Background: The objective of this study was to show the long-term psychological effects of population-based screening for cystic fibrosis.
Methods: The sample comprised all carriers (n = 435) and, for each carrier, two matched screen-negative individuals (n = 870) detected during screening programmes for cystic fibrosis in the general population and in antenatal populations carried out a median of 3 years earlier in six UK centres. Questionnaires were sent to all eligible participants, with reminders sent to non-responders. The main endpoints were understanding of test results, degree of anxiety, perceptions of health, and reproductive intentions, and behaviour.
Findings: 746 (62%) of 1201 questionnaires were returned. Recall of the meaning of test results was accurate in 225 (80%) of 280 carriers but only 200 (43%) of 466 screen-negative individuals. 46 (16%) of 280 proven carriers believed that their result meant that they were only likely, rather than definitely, to be a carrier; 232 (50%) of 466 of those with a screen-negative result erroneously believed that the result meant that they were definitely not carriers. There was no significant difference between carriers and screen-negative individuals in degree of general anxiety, although 16% of carriers reported feeling worried about their test results. Carriers had a poorer perception of their current health than did non-carriers, even though they had been told that carrier status confers no disadvantages to their own health. There were no differences between carriers and screen-negative individuals in reproductive intentions or behaviour.

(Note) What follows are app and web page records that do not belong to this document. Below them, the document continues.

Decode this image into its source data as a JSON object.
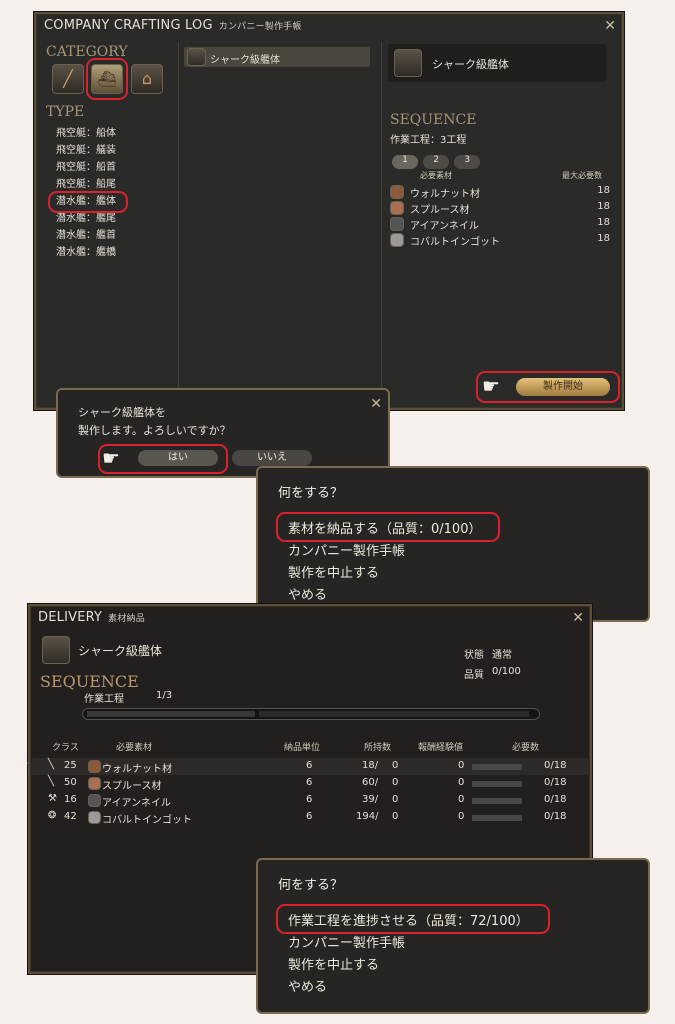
{
  "crafting_log": {
    "title": "COMPANY CRAFTING LOG",
    "subtitle": "カンパニー製作手帳",
    "category_label": "CATEGORY",
    "type_label": "TYPE",
    "types": [
      "飛空艇：船体",
      "飛空艇：艤装",
      "飛空艇：船首",
      "飛空艇：船尾",
      "潜水艦：艦体",
      "潜水艦：艦尾",
      "潜水艦：艦首",
      "潜水艦：艦橋"
    ],
    "recipe_list_item": "シャーク級艦体",
    "detail_title": "シャーク級艦体",
    "sequence_label": "SEQUENCE",
    "process_text": "作業工程：3工程",
    "steps": [
      "1",
      "2",
      "3"
    ],
    "col_material": "必要素材",
    "col_max": "最大必要数",
    "materials": [
      {
        "name": "ウォルナット材",
        "qty": "18"
      },
      {
        "name": "スプルース材",
        "qty": "18"
      },
      {
        "name": "アイアンネイル",
        "qty": "18"
      },
      {
        "name": "コバルトインゴット",
        "qty": "18"
      }
    ],
    "start_button": "製作開始"
  },
  "confirm": {
    "line1": "シャーク級艦体を",
    "line2": "製作します。よろしいですか？",
    "yes": "はい",
    "no": "いいえ"
  },
  "menu1": {
    "question": "何をする？",
    "options": [
      "素材を納品する（品質：0/100）",
      "カンパニー製作手帳",
      "製作を中止する",
      "やめる"
    ]
  },
  "delivery": {
    "title": "DELIVERY",
    "subtitle": "素材納品",
    "item": "シャーク級艦体",
    "status_label": "状態",
    "status_value": "通常",
    "quality_label": "品質",
    "quality_value": "0/100",
    "sequence_label": "SEQUENCE",
    "process_label": "作業工程",
    "process_value": "1/3",
    "headers": [
      "クラス",
      "必要素材",
      "納品単位",
      "所持数",
      "報酬経験値",
      "必要数"
    ],
    "rows": [
      {
        "class": "25",
        "name": "ウォルナット材",
        "unit": "6",
        "owned": "18/",
        "owned_hq": "0",
        "exp": "0",
        "need": "0/18"
      },
      {
        "class": "50",
        "name": "スプルース材",
        "unit": "6",
        "owned": "60/",
        "owned_hq": "0",
        "exp": "0",
        "need": "0/18"
      },
      {
        "class": "16",
        "name": "アイアンネイル",
        "unit": "6",
        "owned": "39/",
        "owned_hq": "0",
        "exp": "0",
        "need": "0/18"
      },
      {
        "class": "42",
        "name": "コバルトインゴット",
        "unit": "6",
        "owned": "194/",
        "owned_hq": "0",
        "exp": "0",
        "need": "0/18"
      }
    ]
  },
  "menu2": {
    "question": "何をする？",
    "options": [
      "作業工程を進捗させる（品質：72/100）",
      "カンパニー製作手帳",
      "製作を中止する",
      "やめる"
    ]
  }
}
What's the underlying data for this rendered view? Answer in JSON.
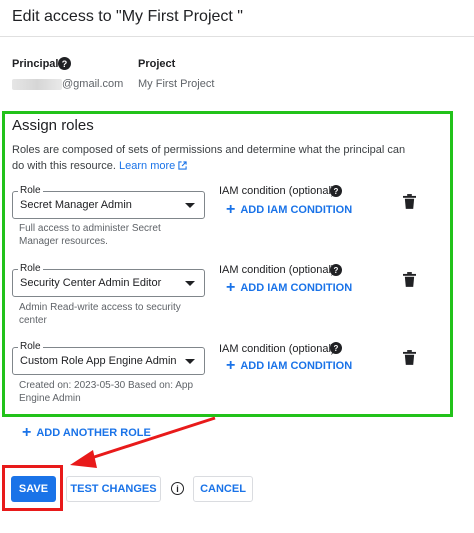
{
  "header": {
    "title": "Edit access to \"My First Project \""
  },
  "info": {
    "principal_label": "Principal",
    "principal_value": "@gmail.com",
    "project_label": "Project",
    "project_value": "My First Project"
  },
  "assign_roles": {
    "title": "Assign roles",
    "description": "Roles are composed of sets of permissions and determine what the principal can do with this resource.",
    "learn_more": "Learn more",
    "roles": [
      {
        "label": "Role",
        "value": "Secret Manager Admin",
        "help_line1": "Full access to administer Secret",
        "help_line2": "Manager resources.",
        "iam_label": "IAM condition (optional)",
        "add_condition": "ADD IAM CONDITION"
      },
      {
        "label": "Role",
        "value": "Security Center Admin Editor",
        "help_line1": "Admin Read-write access to security",
        "help_line2": "center",
        "iam_label": "IAM condition (optional)",
        "add_condition": "ADD IAM CONDITION"
      },
      {
        "label": "Role",
        "value": "Custom Role App Engine Admin",
        "help_line1": "Created on: 2023-05-30 Based on: App",
        "help_line2": "Engine Admin",
        "iam_label": "IAM condition (optional)",
        "add_condition": "ADD IAM CONDITION"
      }
    ],
    "add_another_role": "ADD ANOTHER ROLE"
  },
  "actions": {
    "save": "SAVE",
    "test_changes": "TEST CHANGES",
    "cancel": "CANCEL"
  },
  "colors": {
    "accent": "#1a73e8",
    "highlight_green": "#22c21a",
    "annotation_red": "#e81a1a"
  },
  "icons": {
    "help": "help-circle-icon",
    "delete": "trash-icon",
    "external": "external-link-icon",
    "add": "plus-icon",
    "dropdown": "caret-down-icon",
    "info": "info-icon"
  }
}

Interpretation: We have shown that in the long-term, retention of the meaning of test results from cystic fibrosis screening is poor. Further research is needed to improve the performance of test-related counselling programmes to ensure that the main objectives of these programmes, to provide information on carrier status and to allow informed reproductive decisions, are met.